This should be familiar. You read it in Chapter 11: “Who’s ‘Protected’ by Tariffs?” Why do I reprint it here? Because this chapter raises the same issue: the nation-state’s violation of free trade. Chapter 11 dealt with legal limits on goods coming in: sales taxes. This chapter deals with tax subsidies on goods going out. In both cases, the laws subsidize special interest groups at the expense of customers.
God made it clear to Moses, who in turn made it clear to the Israelites, that there was to be free trade between the people of Israel and the people of Esau. There was to be no coercion. The people of Esau had goods that the Israelites wanted: meat and water. The people of Israel had what the people of Esau wanted: money. There were possibilities for voluntary exchange. The people of Israel were not in need of “protection” against the meat and water of Esau, meaning tariffs.

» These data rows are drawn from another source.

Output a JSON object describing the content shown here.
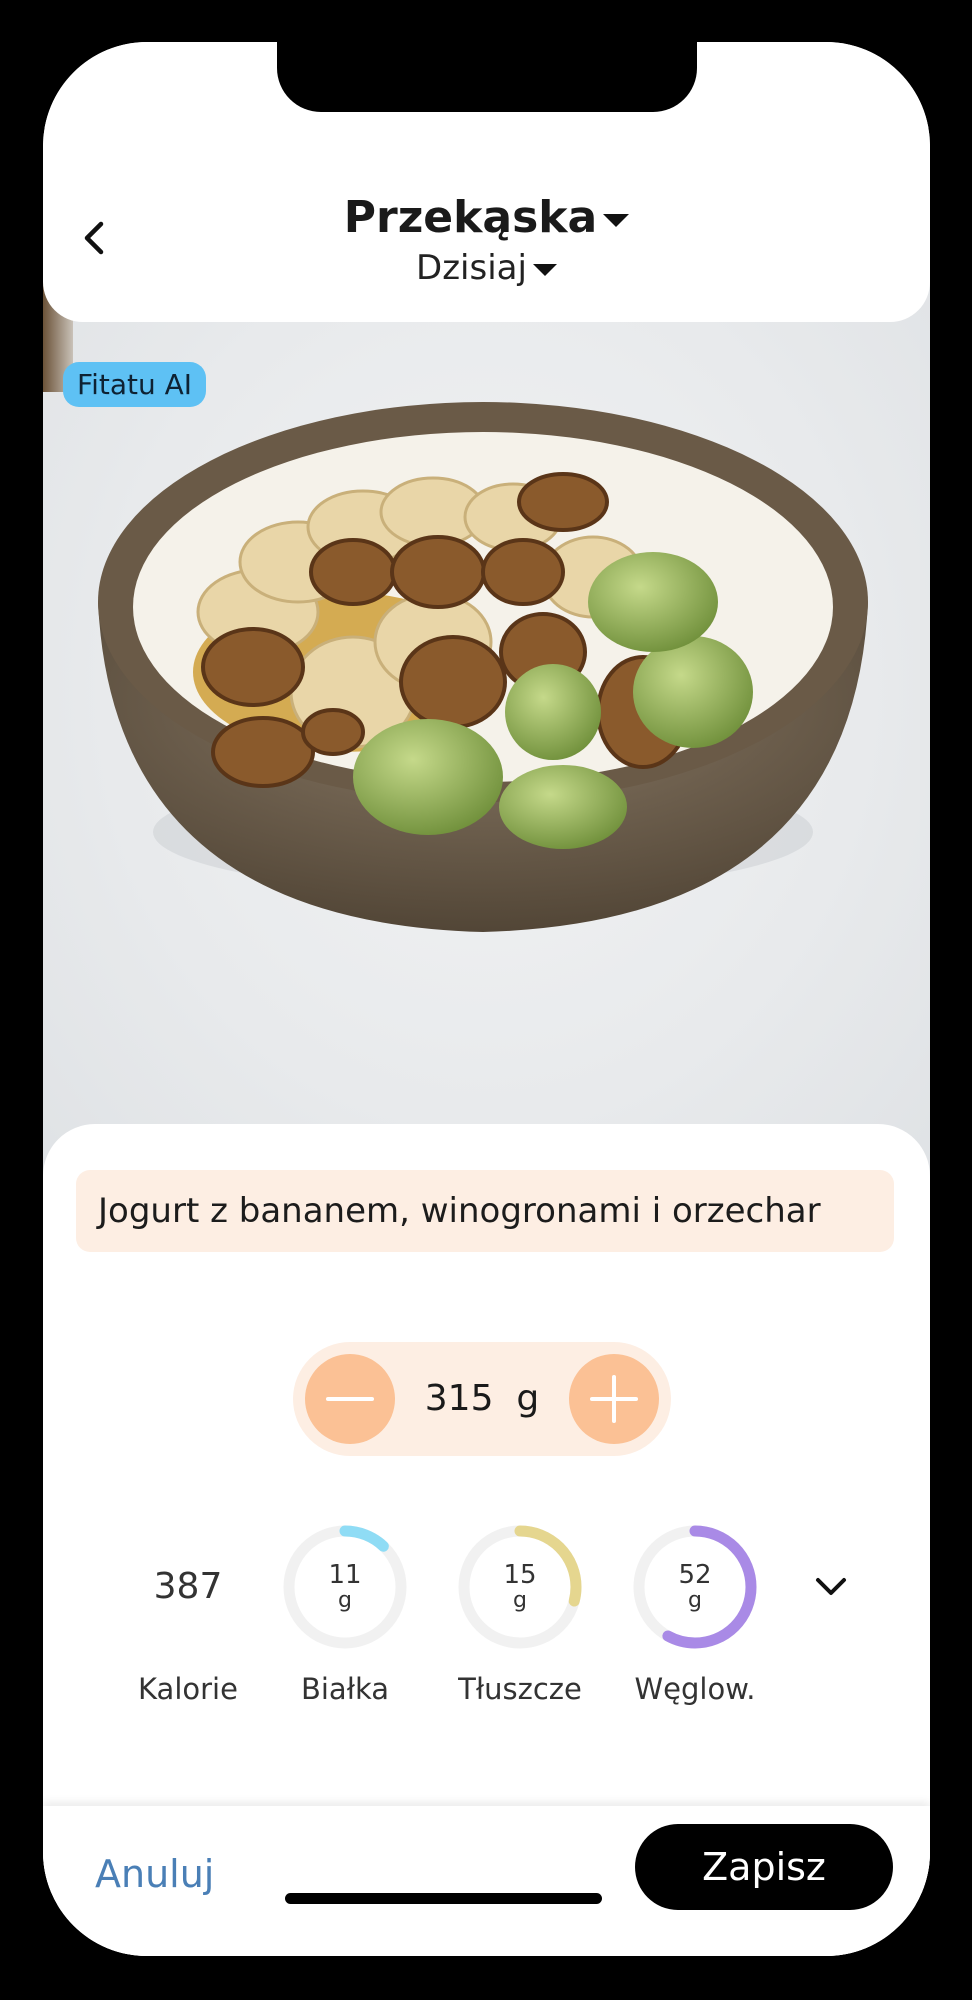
{
  "header": {
    "title": "Przekąska",
    "subtitle": "Dzisiaj"
  },
  "photo": {
    "badge": "Fitatu AI"
  },
  "meal": {
    "name": "Jogurt z bananem, winogronami i orzechar"
  },
  "portion": {
    "value": "315",
    "unit": "g"
  },
  "nutrition": {
    "calories": {
      "value": "387",
      "label": "Kalorie"
    },
    "protein": {
      "value": "11",
      "unit": "g",
      "label": "Białka",
      "fill": 0.12,
      "color": "#8fdcf5"
    },
    "fat": {
      "value": "15",
      "unit": "g",
      "label": "Tłuszcze",
      "fill": 0.29,
      "color": "#e5d68f"
    },
    "carbs": {
      "value": "52",
      "unit": "g",
      "label": "Węglow.",
      "fill": 0.58,
      "color": "#a98ae6"
    }
  },
  "footer": {
    "cancel_label": "Anuluj",
    "save_label": "Zapisz"
  },
  "colors": {
    "accent": "#fbc195",
    "accent_light": "#fdeee3",
    "badge": "#5ec1f4",
    "link": "#4a7fb6"
  },
  "icons": {
    "back": "chevron-left-icon",
    "minus": "minus-icon",
    "plus": "plus-icon",
    "expand": "chevron-down-icon"
  }
}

There is no mention of any export subsidy in the history of Israel in the Old Testament. There is none in the New Testament, either. The Roman Empire was a huge free trade zone. Its wealth rested on this fact. The Mediterranean had been cleared of pirates in 66 B.C. by Pompey. This increased trade. All roads led to Rome. This also increased trade.
Because they owned their property, they possessed the legal right to disown it. Every piece of property was accompanied by a bundle of rights. This is the meaning of ownership: the right to use property in particular ways. One of these ways is exchange. The owners of these rights sought ways to increase their possession of more desirable goods through exchange. Who decided which goods were more desirable? Their owners.
Today, there are owners who are affected by export subsidies. Buyers (customers) on both sides of a national border are owners of money. Sellers (producers) on both sides are owners of goods. They are beneficiaries of a moral and legal order that allows them to do what they want with whatever they own, including the surrender of ownership.
There are also producers of goods on both sides of the border who face competition from sellers on the other side. They own resources. They seek to maximize their income from these resources. They have an incentive to get a government subsidy.
(For the rest of the chapter, click the link.)